[[ INPUT DATA, beginning ]]
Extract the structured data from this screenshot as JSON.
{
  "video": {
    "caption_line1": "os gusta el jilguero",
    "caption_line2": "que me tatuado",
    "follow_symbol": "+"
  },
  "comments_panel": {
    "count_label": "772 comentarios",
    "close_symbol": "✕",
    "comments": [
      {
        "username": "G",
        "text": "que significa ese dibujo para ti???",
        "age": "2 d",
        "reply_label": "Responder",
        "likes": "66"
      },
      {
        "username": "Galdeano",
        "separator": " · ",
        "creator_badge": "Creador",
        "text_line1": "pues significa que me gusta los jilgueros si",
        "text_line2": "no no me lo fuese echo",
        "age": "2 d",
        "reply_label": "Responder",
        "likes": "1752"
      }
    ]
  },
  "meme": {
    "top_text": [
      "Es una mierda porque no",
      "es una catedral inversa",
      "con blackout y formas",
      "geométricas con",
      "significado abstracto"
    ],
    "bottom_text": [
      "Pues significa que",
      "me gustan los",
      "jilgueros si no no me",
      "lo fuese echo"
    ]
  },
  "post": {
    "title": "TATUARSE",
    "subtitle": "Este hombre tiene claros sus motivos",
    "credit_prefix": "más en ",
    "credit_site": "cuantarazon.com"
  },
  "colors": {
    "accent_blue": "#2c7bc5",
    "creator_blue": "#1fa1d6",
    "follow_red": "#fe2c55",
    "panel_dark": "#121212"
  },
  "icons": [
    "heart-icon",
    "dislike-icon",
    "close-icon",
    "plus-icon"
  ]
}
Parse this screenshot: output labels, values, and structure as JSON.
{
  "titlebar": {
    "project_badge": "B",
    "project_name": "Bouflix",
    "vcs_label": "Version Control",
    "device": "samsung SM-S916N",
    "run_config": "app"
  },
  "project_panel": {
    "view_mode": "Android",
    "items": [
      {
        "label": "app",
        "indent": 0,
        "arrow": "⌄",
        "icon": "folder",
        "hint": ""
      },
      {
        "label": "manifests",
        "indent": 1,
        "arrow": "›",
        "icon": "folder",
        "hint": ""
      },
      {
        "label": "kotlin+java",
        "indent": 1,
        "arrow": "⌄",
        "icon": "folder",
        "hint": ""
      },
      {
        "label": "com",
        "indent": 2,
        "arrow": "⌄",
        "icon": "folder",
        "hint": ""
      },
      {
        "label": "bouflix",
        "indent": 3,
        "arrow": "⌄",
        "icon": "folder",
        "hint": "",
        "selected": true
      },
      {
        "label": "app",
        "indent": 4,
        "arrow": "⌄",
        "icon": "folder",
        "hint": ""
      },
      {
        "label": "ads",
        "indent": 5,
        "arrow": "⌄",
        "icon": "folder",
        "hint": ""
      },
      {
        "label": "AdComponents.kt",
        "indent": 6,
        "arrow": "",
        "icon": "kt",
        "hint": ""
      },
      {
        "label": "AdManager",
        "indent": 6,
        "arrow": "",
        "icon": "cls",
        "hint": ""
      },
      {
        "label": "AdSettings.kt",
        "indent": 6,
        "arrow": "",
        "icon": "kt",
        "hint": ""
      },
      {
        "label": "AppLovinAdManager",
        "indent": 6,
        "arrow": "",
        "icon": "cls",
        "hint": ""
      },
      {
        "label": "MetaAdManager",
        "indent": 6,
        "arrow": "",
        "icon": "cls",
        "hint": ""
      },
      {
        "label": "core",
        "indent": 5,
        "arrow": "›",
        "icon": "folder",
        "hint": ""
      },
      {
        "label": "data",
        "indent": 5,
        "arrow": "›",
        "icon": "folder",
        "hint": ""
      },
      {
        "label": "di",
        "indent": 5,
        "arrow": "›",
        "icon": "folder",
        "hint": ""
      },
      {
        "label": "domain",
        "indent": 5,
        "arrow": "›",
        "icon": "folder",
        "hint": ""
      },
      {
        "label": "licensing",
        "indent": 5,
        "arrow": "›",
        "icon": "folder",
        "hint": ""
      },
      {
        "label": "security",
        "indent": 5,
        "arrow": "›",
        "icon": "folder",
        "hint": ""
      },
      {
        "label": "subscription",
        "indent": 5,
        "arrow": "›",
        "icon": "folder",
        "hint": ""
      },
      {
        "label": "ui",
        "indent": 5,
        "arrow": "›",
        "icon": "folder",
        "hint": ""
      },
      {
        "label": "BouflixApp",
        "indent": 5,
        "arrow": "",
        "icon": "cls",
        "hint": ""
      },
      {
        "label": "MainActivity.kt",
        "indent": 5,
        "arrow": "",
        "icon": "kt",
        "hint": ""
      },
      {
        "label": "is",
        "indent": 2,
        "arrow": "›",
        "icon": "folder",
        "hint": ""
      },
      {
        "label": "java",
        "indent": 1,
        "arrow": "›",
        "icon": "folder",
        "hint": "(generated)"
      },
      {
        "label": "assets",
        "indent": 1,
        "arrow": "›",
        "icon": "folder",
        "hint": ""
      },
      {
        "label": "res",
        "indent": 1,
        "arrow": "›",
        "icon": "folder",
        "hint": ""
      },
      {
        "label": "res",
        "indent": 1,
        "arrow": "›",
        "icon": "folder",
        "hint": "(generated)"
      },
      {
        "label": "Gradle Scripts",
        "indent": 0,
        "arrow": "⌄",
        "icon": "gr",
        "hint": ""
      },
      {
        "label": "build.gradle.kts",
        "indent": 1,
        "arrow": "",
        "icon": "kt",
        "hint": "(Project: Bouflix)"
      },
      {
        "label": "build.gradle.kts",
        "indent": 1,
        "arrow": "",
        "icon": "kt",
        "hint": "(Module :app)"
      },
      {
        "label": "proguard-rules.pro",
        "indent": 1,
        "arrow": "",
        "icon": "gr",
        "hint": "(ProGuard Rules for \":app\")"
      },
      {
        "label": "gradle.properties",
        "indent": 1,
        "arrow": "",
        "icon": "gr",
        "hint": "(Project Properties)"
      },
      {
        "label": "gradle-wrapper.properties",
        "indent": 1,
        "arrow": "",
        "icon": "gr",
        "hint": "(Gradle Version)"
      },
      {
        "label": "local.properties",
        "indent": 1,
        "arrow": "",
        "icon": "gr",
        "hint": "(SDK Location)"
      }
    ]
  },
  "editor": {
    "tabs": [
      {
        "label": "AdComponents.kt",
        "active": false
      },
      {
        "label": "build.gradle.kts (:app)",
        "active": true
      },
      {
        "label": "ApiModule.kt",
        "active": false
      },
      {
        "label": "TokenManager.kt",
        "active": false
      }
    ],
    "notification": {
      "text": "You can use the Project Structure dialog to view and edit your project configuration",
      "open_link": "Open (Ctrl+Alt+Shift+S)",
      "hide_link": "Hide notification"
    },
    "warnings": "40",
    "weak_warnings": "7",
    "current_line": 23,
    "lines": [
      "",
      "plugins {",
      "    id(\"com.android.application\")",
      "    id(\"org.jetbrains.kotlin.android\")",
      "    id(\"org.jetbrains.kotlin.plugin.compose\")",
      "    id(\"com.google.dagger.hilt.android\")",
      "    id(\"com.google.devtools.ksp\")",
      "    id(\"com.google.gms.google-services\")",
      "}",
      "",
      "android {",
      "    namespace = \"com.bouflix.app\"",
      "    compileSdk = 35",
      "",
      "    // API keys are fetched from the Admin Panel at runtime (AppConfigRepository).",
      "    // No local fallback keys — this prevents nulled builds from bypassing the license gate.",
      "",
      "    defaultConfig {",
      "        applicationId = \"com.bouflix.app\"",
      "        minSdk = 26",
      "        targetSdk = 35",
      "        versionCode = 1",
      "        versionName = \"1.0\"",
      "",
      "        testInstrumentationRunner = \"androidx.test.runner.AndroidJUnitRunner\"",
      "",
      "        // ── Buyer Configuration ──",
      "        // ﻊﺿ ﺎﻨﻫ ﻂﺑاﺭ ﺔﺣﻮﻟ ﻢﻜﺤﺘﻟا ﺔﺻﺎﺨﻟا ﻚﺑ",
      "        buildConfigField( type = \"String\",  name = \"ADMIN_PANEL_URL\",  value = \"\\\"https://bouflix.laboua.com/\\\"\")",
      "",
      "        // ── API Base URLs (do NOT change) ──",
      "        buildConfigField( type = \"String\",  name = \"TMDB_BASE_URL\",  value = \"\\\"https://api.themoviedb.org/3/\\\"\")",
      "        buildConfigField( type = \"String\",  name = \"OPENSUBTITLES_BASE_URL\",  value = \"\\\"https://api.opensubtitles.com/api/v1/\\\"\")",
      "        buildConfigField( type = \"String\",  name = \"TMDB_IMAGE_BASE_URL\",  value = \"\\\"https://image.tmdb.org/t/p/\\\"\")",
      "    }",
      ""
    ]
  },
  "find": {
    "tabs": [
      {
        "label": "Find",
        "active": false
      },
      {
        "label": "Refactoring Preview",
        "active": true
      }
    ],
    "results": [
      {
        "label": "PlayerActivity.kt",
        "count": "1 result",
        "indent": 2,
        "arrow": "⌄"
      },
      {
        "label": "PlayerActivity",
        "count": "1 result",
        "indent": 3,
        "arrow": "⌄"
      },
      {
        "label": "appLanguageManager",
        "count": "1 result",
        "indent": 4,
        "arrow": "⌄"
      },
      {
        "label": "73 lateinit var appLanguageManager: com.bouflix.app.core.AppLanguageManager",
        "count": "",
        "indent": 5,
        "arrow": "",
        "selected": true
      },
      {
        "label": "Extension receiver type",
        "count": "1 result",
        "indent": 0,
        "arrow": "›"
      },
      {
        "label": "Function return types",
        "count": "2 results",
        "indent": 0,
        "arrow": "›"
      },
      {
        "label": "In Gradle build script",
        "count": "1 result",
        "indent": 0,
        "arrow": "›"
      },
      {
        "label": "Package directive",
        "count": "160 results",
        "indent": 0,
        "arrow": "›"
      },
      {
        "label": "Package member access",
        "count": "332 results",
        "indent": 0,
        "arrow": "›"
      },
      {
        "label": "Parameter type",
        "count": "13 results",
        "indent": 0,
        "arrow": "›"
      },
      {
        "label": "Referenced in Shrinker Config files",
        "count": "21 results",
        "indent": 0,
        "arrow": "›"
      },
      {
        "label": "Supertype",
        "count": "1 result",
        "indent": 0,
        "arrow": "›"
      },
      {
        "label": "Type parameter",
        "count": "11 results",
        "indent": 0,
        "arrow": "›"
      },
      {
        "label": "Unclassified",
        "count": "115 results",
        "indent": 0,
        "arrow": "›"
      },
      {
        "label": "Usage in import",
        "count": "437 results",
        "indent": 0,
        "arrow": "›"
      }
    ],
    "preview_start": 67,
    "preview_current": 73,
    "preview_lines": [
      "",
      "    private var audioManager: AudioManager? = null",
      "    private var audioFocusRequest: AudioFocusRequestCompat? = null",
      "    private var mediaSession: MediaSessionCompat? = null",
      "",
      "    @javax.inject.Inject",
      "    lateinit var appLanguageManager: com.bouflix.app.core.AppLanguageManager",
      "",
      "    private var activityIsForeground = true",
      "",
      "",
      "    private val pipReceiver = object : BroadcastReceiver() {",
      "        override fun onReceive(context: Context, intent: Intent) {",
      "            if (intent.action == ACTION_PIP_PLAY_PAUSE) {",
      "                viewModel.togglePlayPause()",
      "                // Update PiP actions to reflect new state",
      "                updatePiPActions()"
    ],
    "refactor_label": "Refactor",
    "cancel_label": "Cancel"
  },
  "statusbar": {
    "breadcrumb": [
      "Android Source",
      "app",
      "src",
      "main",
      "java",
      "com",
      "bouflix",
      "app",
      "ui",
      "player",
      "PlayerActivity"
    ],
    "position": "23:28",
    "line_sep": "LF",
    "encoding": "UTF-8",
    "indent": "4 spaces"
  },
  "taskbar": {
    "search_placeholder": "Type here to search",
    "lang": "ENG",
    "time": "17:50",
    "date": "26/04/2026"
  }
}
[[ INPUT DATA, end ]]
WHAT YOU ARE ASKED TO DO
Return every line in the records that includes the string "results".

OUTPUT BELOW
    "results": [
        "count": "2 results",
        "count": "160 results",
        "count": "332 results",
        "count": "13 results",
        "count": "21 results",
        "count": "11 results",
        "count": "115 results",
        "count": "437 results",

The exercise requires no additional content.